ACTIVITY: All lines in the data that hold the word "Reina" need copying.

RECORDS FOR THE EXERCISE:
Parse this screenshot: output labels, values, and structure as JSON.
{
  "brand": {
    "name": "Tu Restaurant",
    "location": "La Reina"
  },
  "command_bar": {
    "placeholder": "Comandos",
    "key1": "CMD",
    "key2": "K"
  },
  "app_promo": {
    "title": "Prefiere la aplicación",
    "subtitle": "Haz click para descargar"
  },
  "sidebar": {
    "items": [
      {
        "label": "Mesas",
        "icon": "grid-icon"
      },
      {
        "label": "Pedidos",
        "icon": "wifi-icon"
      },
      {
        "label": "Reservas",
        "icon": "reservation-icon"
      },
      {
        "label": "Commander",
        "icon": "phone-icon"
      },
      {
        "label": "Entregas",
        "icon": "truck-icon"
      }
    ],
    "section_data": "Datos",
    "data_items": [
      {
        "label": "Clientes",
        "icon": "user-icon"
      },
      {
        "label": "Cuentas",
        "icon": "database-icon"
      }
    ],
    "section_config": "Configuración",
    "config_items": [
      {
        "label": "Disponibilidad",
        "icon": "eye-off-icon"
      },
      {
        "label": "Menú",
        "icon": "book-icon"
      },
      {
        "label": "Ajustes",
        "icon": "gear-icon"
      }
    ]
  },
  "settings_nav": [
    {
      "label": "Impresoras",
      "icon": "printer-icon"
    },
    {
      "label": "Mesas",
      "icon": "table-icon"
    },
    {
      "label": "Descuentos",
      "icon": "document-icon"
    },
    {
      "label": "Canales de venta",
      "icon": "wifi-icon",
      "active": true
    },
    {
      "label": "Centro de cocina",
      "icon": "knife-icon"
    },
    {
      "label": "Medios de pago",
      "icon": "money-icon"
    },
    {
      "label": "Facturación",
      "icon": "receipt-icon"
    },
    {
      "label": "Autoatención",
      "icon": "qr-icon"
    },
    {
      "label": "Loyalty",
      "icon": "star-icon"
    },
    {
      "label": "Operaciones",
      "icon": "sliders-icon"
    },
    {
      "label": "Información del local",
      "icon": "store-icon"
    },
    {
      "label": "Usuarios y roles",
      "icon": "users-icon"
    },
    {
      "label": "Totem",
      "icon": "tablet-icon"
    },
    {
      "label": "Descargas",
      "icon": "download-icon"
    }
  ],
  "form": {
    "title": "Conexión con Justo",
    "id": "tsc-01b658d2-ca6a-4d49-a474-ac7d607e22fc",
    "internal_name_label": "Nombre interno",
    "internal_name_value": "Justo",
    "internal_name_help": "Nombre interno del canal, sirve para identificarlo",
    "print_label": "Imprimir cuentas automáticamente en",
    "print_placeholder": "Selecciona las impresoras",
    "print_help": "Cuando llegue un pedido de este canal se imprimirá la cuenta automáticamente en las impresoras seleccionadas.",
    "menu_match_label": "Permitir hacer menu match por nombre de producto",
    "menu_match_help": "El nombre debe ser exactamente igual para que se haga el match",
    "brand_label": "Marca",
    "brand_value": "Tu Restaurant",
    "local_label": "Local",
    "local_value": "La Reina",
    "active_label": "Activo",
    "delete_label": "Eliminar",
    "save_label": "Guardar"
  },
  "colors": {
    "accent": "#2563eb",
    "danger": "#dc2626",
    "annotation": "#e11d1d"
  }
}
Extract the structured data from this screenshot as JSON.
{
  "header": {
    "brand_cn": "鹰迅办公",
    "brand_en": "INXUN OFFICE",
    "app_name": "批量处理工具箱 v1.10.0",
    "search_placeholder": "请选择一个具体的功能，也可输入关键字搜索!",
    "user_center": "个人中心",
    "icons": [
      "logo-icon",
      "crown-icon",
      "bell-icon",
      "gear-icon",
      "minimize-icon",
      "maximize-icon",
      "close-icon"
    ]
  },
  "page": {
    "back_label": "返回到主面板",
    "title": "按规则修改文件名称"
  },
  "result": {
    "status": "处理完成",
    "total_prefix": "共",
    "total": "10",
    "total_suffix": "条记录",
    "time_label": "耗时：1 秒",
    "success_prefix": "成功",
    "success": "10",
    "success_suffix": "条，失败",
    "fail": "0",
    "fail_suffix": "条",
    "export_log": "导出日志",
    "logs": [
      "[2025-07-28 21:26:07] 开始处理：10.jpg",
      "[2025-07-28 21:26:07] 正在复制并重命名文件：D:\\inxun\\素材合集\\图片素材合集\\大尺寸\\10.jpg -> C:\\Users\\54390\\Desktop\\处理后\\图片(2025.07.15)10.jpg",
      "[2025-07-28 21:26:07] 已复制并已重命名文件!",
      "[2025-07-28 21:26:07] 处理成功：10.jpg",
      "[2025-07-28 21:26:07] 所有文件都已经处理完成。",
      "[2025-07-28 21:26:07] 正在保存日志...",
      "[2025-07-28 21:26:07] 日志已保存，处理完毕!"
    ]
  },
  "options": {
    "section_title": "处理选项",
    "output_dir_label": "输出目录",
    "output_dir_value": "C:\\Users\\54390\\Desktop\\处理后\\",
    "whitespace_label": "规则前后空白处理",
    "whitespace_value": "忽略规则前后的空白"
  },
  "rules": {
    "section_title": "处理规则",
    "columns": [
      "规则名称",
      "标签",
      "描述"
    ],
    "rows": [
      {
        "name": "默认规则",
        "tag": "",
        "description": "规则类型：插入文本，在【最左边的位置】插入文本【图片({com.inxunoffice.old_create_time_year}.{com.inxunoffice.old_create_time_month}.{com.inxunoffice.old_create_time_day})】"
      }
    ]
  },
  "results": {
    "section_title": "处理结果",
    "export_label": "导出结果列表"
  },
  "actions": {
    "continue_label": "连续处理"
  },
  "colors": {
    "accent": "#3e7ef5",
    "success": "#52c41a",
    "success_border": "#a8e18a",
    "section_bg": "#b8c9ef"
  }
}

RESULT:
    "location": "La Reina"
    "local_value": "La Reina",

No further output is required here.